From Wikipedia, the free encyclopedia
Jump to: navigation, search
Figure 1. Finding the shortest path using optimal substructure. Numbers represent the length of the path; straight lines indicate single edges, wavy lines indicate shortest paths, i.e., there might be other vertices that are not shown here.

In computer science, a problem is said to have optimal substructure if an optimal solution can be constructed efficiently from optimal solutions of its subproblems. This property is used to determine the usefulness of dynamic programming and greedy algorithms for a problem.[1]

Typically, a greedy algorithm is used to solve a problem with optimal substructure if it can be proved by induction that this is optimal at each step.[1] Otherwise, providing the problem exhibits overlapping subproblems as well, dynamic programming is used. If there are no appropriate greedy algorithms and the problem fails to exhibit overlapping subproblems, often a lengthy but straightforward search of the solution space is the best alternative. In the application of dynamic programming to mathematical optimization, Richard Bellman's Principle of Optimality is based on the idea that in order to solve a dynamic optimization problem from some starting period t to some ending period T, one implicitly has to solve subproblems starting from later dates s, where t<s<T. This is an example of optimal substructure. The Principle of Optimality is used to derive the Bellman equation, which shows how the value of the problem starting from t is related to the value of the problem starting from s.

Example[edit]

Consider finding a shortest path for travelling between two cities by car, as illustrated in Figure 1. Such an example is likely to exhibit optimal substructure. That is, if the shortest route from Seattle to Los Angeles passes through Portland and then Sacramento, then the shortest route from Portland to Los Angeles must pass through Sacramento too. That is, the problem of how to get from Portland to Los Angeles is nested inside the problem of how to get from Seattle to Los Angeles. (The wavy lines in the graph represent solutions to the subproblems.)

As an example of a problem that is unlikely to exhibit optimal substructure, consider the problem of finding the cheapest airline ticket from Buenos Aires to Moscow. Even if that ticket involves stops in Miami and then London, we can't conclude that the cheapest ticket from Miami to Moscow stops in London, because the price at which an airline sells a multi-flight trip is usually not the sum of the prices at which it would sell the individual flights in the trip.

Definition[edit]

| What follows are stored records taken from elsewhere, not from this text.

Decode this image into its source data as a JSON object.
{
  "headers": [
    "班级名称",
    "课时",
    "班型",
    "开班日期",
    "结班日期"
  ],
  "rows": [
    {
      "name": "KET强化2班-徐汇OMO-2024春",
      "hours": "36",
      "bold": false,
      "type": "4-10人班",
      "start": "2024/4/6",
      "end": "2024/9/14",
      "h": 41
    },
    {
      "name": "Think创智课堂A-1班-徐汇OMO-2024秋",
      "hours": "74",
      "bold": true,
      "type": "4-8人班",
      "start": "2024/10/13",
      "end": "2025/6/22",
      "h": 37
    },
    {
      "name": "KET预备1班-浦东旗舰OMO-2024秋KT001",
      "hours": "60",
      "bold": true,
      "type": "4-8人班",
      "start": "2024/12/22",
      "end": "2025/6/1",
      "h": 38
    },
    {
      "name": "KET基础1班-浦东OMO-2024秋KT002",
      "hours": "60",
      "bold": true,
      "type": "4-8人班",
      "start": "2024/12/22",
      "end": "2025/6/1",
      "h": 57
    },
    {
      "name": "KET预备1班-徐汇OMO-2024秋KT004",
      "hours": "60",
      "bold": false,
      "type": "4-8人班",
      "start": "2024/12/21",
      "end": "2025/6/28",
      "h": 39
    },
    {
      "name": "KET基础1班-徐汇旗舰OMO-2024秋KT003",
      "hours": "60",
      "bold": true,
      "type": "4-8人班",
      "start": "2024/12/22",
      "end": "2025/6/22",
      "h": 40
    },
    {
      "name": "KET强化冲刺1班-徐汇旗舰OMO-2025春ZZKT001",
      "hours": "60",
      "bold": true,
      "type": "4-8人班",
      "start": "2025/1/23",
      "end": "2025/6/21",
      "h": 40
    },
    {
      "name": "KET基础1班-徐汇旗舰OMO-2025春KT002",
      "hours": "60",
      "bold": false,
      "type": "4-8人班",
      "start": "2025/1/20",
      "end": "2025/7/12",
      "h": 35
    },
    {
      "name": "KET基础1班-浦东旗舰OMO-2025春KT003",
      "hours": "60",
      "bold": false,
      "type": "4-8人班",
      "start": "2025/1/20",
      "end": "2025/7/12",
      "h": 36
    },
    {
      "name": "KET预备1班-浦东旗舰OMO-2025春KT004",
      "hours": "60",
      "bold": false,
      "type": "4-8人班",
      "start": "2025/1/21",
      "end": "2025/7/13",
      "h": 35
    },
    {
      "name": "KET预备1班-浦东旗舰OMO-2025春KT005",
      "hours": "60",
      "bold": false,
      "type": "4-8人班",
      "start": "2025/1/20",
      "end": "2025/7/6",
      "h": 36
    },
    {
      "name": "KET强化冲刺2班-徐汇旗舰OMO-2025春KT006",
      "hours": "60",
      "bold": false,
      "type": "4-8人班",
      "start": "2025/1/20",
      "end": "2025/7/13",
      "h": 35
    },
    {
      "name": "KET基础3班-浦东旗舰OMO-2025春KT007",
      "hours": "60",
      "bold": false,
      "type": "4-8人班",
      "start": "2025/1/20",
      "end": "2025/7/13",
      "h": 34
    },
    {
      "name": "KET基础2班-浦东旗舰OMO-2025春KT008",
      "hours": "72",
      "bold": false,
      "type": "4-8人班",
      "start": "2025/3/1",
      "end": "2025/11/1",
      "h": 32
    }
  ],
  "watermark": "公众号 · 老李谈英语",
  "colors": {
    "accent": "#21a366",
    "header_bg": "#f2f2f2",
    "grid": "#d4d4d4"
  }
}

A slightly more formal definition of optimal substructure can be given. Let a "problem" be a collection of "alternatives", and let each alternative have an associated cost, c(a). The task is to find a set of alternatives that minimizes c(a). Suppose that the alternatives can be partitioned into subsets, where each subset has its own cost function, and each alternative belongs to only one subset. The minima of each of these cost functions can be found, as can the minima of the global cost function, restricted to the same subsets. If these minima match for each subset, then it's almost obvious that a global minimum can be picked not out of the full set of alternatives, but out of only the set that consists of the minima of the smaller, local cost functions we have defined. If minimizing the local functions is a problem of "lower order", and (specifically) if, after a finite number of these reductions, the problem becomes trivial, then the problem has an optimal substructure.

Problems with optimal substructure[edit]

Problems without optimal substructure[edit]

  • Longest path problem
  • Least-cost airline fare. (Using on online flight search, we will frequently find that the cheapest flight from airport A to airport B involves a single connection through airport C, but the cheapest flight from airport A to airport C involves a connection through some other airport D.)

See also[edit]

References[edit]

  1. ^ a b Cormen, Thomas H.; Leiserson, Charles E.; Rivest, Ronald L.; Stein, Clifford (2009). Introduction to Algorithms (3rd ed.). MIT Press. ISBN 978-0-262-03384-8.